TASK: Count every line below that contains "title", then give that count and nothing else.

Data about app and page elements
::::

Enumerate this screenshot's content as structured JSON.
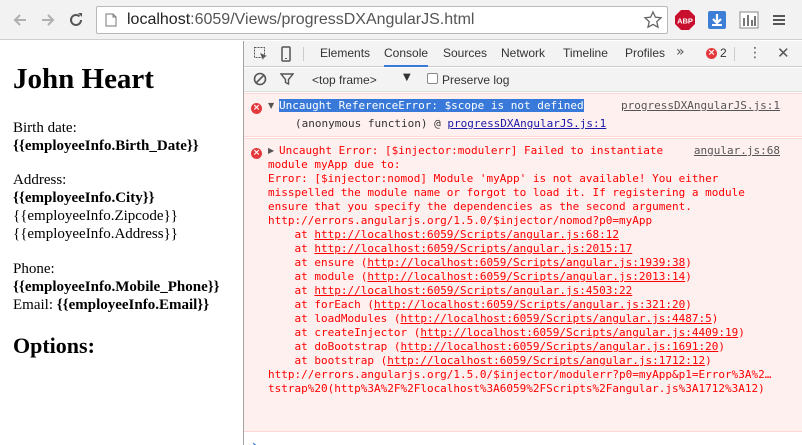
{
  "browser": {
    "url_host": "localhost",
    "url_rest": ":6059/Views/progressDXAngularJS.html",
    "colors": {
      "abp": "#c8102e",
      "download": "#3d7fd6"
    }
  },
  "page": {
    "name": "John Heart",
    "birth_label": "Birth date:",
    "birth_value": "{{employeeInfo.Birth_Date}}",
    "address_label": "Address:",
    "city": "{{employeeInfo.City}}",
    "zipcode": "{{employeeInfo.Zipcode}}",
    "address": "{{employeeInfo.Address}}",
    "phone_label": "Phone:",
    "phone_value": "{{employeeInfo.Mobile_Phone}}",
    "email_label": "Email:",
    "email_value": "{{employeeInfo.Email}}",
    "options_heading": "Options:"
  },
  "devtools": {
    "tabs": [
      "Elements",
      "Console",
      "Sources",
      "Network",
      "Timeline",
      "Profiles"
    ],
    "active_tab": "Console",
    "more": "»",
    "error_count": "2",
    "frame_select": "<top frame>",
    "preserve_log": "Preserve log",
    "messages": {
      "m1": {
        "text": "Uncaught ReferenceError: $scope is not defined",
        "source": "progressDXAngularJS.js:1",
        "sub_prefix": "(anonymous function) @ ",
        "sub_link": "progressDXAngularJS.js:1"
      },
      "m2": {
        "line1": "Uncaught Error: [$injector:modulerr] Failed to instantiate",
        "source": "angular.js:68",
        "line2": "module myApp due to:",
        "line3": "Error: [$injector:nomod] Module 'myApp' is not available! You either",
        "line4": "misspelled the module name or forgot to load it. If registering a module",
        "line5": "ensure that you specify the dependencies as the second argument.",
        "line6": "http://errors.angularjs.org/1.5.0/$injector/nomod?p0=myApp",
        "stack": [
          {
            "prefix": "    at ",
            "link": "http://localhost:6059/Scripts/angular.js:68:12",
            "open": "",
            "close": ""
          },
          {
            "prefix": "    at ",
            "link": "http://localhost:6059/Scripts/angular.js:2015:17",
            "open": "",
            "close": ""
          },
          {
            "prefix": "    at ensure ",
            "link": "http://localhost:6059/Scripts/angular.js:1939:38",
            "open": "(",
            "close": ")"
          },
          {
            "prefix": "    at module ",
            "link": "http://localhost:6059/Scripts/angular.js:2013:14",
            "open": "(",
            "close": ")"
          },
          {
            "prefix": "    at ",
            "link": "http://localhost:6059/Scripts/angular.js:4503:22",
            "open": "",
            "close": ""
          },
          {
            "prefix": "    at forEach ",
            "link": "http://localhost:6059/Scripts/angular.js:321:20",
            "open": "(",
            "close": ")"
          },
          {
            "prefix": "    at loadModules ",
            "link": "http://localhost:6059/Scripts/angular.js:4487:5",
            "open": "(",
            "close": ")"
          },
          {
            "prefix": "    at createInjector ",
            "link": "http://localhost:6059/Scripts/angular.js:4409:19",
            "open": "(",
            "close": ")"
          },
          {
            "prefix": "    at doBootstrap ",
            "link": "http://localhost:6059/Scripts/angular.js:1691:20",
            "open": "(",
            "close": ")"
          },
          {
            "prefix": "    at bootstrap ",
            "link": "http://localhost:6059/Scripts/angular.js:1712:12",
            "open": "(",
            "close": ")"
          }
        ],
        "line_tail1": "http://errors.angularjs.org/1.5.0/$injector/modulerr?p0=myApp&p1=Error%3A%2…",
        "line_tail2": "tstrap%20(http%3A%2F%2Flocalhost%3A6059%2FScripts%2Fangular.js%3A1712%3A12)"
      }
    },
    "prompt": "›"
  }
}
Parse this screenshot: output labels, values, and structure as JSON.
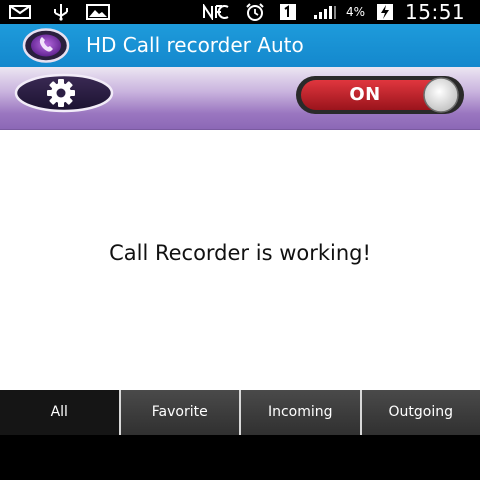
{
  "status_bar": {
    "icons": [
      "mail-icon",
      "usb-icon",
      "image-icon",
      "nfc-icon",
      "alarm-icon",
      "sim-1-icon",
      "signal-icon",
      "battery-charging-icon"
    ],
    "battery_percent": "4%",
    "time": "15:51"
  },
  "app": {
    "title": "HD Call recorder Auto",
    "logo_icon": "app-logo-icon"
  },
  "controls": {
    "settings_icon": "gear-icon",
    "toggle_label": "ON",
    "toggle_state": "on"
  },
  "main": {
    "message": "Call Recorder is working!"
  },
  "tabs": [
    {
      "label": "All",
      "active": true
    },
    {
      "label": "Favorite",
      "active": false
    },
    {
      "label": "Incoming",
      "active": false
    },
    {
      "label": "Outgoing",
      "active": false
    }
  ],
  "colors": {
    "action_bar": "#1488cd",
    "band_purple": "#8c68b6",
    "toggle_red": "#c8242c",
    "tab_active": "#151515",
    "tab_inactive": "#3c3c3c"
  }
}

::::

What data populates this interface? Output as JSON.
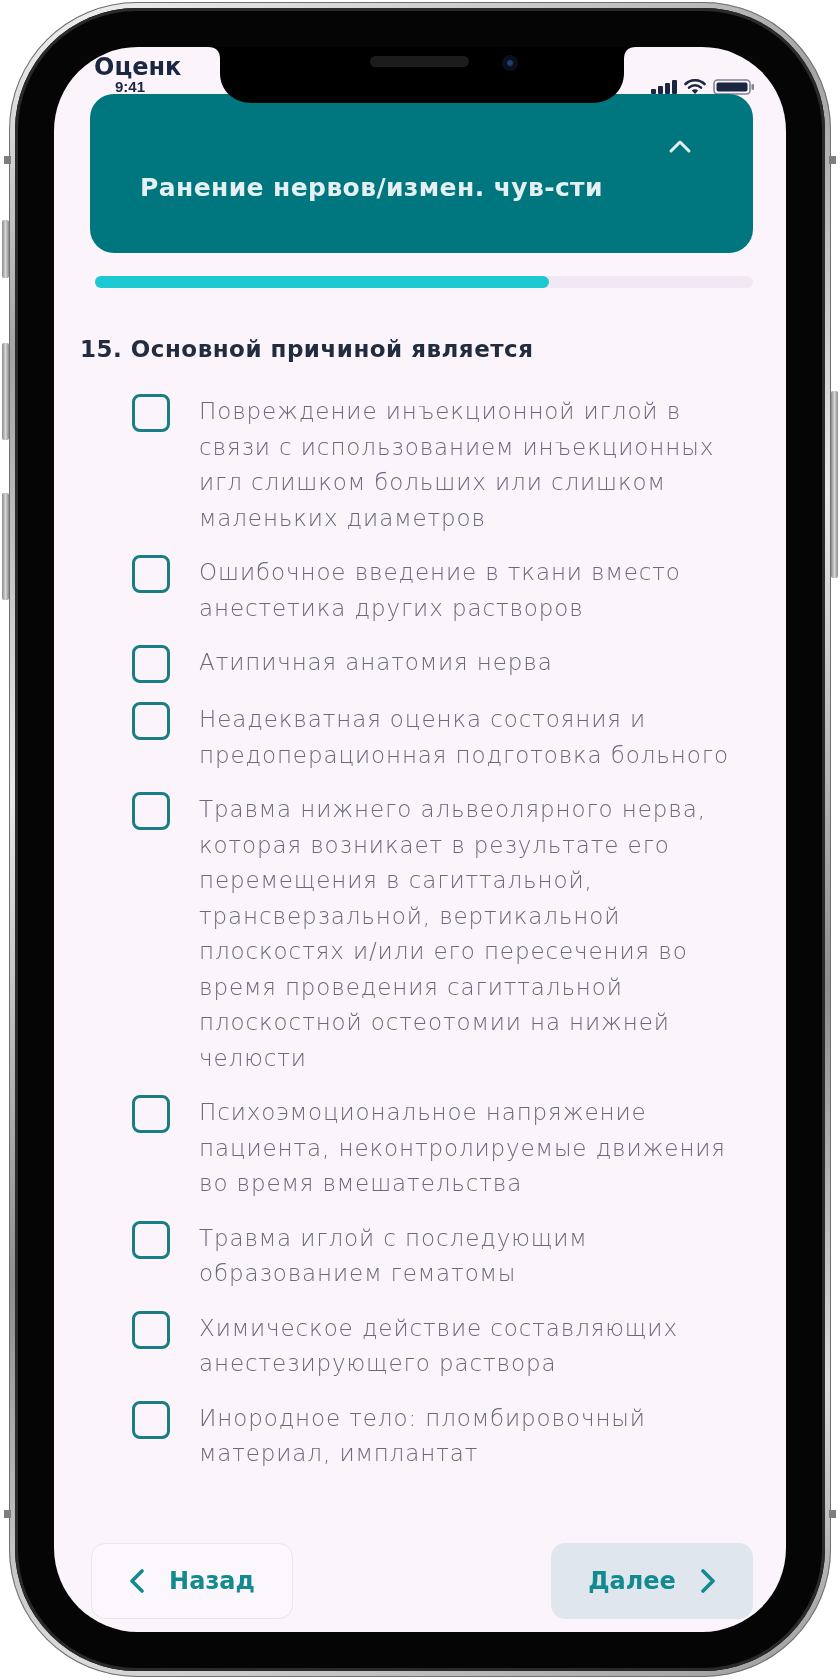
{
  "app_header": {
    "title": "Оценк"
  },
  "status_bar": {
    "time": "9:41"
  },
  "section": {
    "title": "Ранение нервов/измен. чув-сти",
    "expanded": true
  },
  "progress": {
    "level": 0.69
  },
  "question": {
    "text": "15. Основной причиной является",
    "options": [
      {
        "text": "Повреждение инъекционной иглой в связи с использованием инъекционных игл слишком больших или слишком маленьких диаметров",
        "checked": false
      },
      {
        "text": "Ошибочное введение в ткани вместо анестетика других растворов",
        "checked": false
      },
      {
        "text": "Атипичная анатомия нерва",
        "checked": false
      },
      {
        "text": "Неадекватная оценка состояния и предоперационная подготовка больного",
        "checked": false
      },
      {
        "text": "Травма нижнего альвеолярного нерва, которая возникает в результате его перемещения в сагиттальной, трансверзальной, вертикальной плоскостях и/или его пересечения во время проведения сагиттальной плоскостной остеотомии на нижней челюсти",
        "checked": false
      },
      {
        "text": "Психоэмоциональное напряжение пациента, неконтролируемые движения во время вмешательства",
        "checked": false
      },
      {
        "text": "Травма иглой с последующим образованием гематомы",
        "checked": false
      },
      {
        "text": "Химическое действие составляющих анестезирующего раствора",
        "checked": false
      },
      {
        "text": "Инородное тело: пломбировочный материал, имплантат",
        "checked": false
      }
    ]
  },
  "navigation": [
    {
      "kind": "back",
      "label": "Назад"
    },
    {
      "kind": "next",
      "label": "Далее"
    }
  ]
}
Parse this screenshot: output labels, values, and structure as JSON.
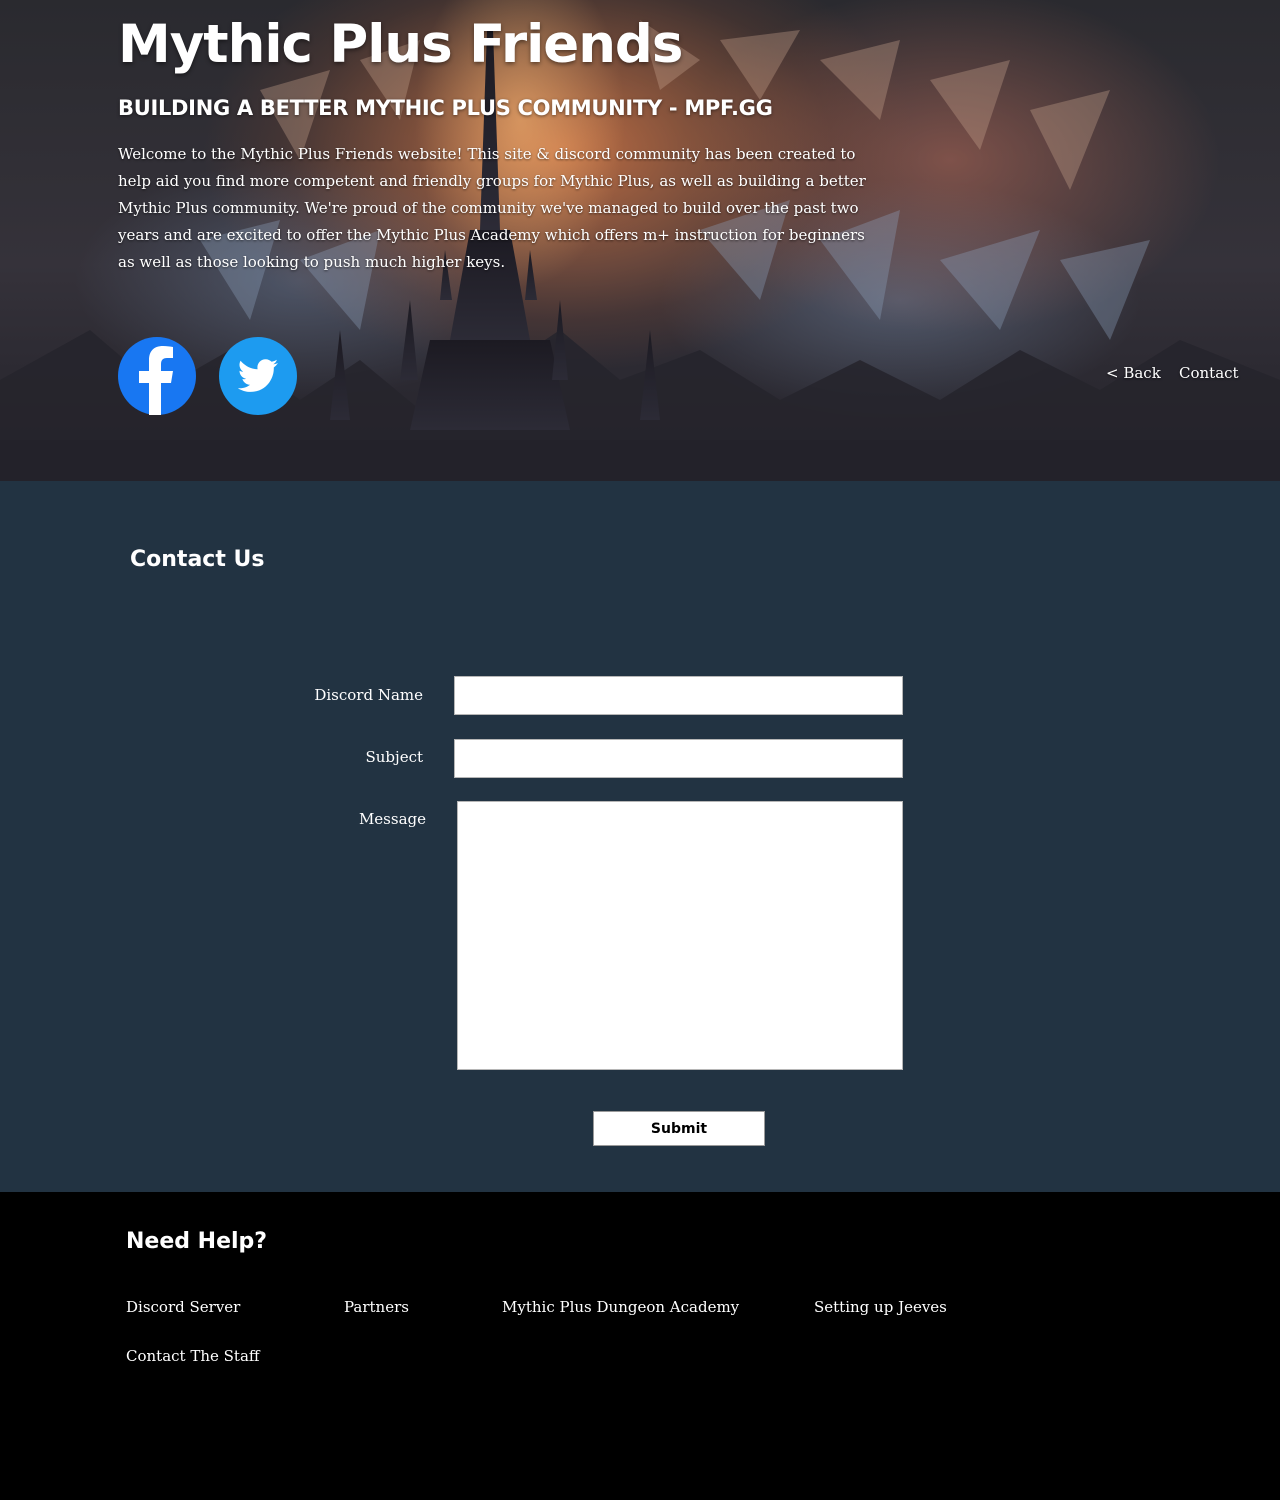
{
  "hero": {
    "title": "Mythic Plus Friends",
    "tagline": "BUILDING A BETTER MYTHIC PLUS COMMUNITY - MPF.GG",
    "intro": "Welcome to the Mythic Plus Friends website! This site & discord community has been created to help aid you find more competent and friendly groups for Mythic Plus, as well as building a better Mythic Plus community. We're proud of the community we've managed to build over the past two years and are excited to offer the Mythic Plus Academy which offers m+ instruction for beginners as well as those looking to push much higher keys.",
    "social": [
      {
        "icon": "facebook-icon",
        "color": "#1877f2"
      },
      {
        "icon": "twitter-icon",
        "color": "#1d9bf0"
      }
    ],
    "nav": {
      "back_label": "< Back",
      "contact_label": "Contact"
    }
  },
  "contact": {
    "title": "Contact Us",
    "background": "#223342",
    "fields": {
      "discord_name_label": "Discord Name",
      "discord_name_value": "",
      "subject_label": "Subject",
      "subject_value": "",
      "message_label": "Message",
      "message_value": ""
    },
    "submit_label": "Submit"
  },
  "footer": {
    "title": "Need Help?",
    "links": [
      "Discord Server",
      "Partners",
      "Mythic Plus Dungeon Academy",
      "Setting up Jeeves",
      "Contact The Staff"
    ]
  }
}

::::

EXPECTED ANSWER: 6